PositiveThe Wall Street Journal... thoroughly engrossing, meticulously researched and well-illustrated ... Despite the book’s title, there are no fairy-tale heroes in it, which testifies to the subtlety of Mr. Hochschild’s narrative imagination ... There is indeed a literary intensity to much of Rebel Cinderella, and Mr. Hochschild is as excellent at invoking such personal confrontations as he is at summarizing, with epigrammatic clarity, complex historical developments ... Mr. Hochschild reminds us of the continuing disparity between the rich and the poor in modern U.S. society. But his book is not a cautionary tale; if there is anything to be learned from the broken lives of Rose Pastor and Graham Phelps Stokes, it’s that being human is a messy business. Of Mr. Hochschild’s two main characters, the uncharismatic Graham with his unearned wealth, less prince than princeling, bold enough to marry Rose and too conventional to tolerate her independence, perhaps seems the more familiar figure today. By contrast, Rose, more rebel than Cinderella, gloriously passionate even when she was wrong, belongs to another, fiercer time.
Gunnar Decker, Trans. by Peter Lewis
PositiveThe Weekly StandardFor Gunnar Decker, a supremely empathetic biographer, the fact that Hesse wasn’t particularly pleasant to be with is a challenge rather than a problem. A master of biographical ventriloquism, he peppers his prose, congenially translated by Peter Lewis, with frequent exclamation marks meant to signal agreement with his crotchety subject and delivers pages of indirect interior monologue that would have done Flaubert or Zola proud, ranging from the basic (\'What was he to do?\') to the philosophically elevated (\'How could he ever turn this chaos into an order that he trusted?\') ... Decker’s goal is to make us like Hesse, and the fact that he almost succeeds is a testament to his skill.
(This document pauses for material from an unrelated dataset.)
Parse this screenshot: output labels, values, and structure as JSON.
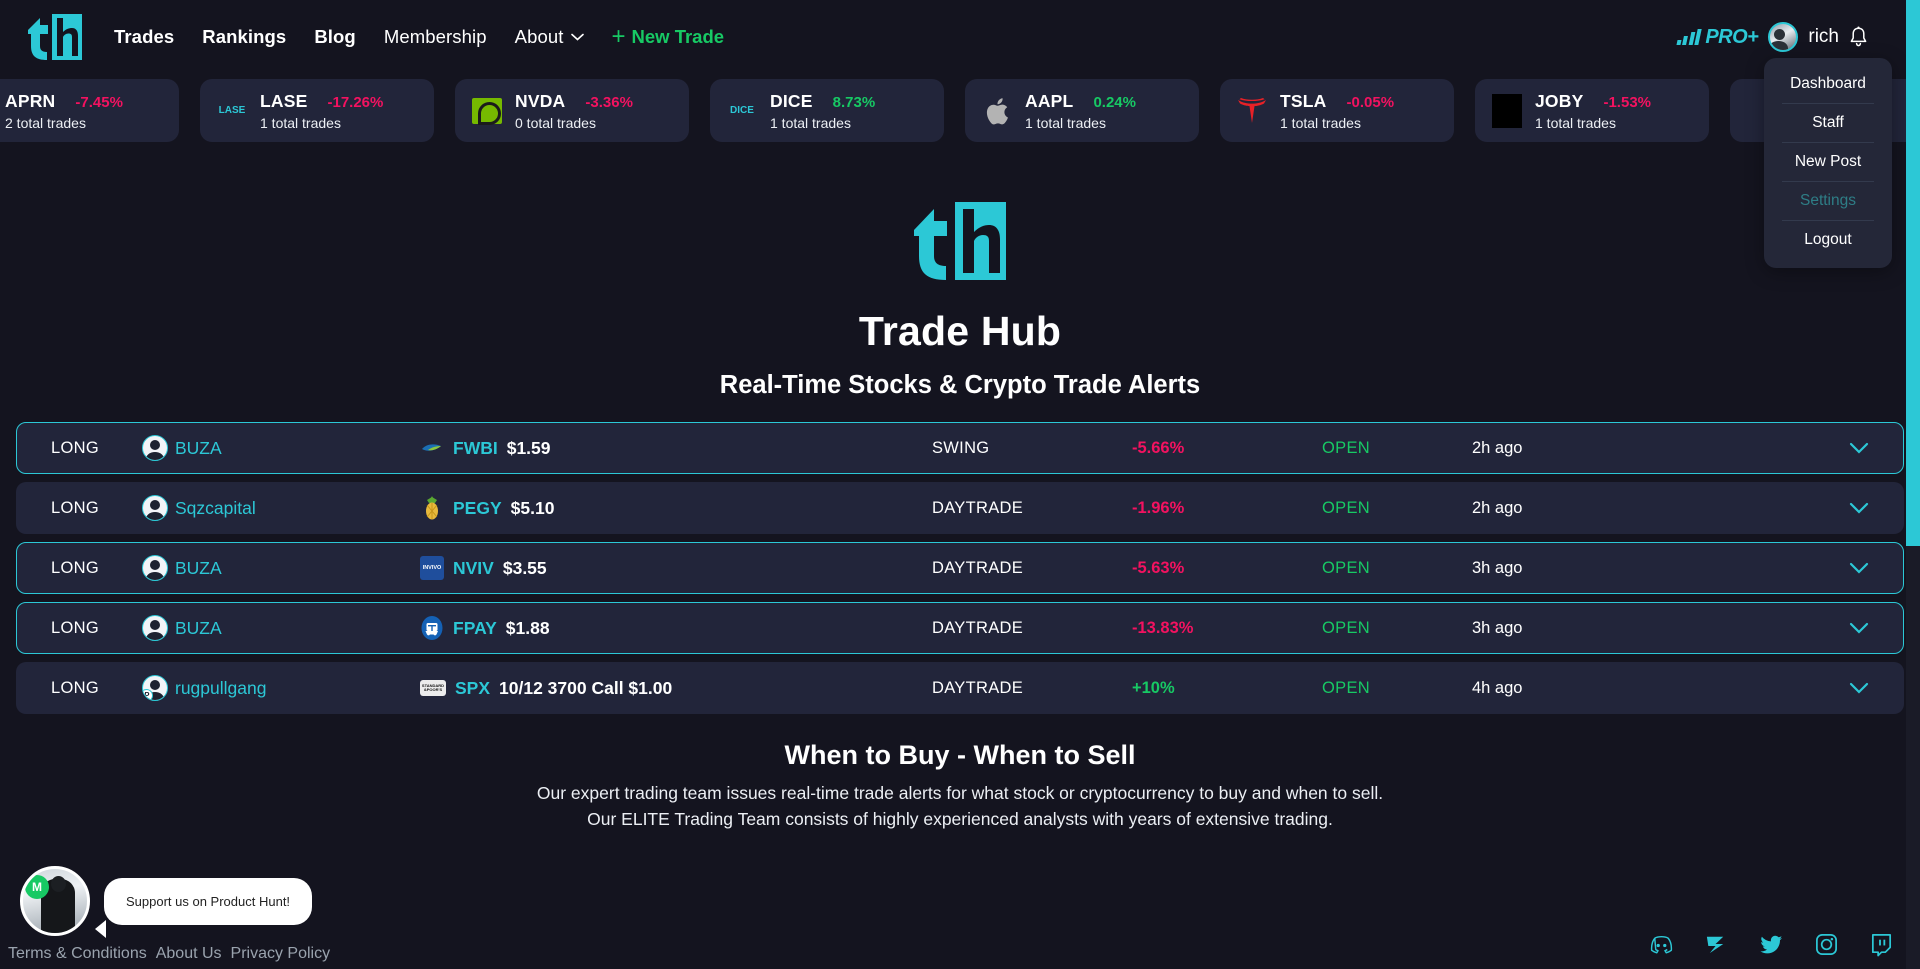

PanThe Wall Street JournalCharles Darwin: Victorian Mythmaker is less a biography than an indictment of a man he finds wanting in so many respects that the reader wonders how Mr. Wilson could stand spending so much time writing about him … In Mr. Wilson’s hands, Darwin is the veritable snake in the garden of cultural history, a corrupter of minds who deserves to be seen clearly for what he always was: a footnote in the history of science … At first I found reading Mr. Wilson’s laundry list of offenses strangely addictive, like studying the ‘Wanted’ posters that hang in the Post Office. As I carried on, however, pleasure slowly gave way to annoyance. Mr. Wilson’s scientific misunderstandings, of which there are many, seem to come straight out of the creationist playbook.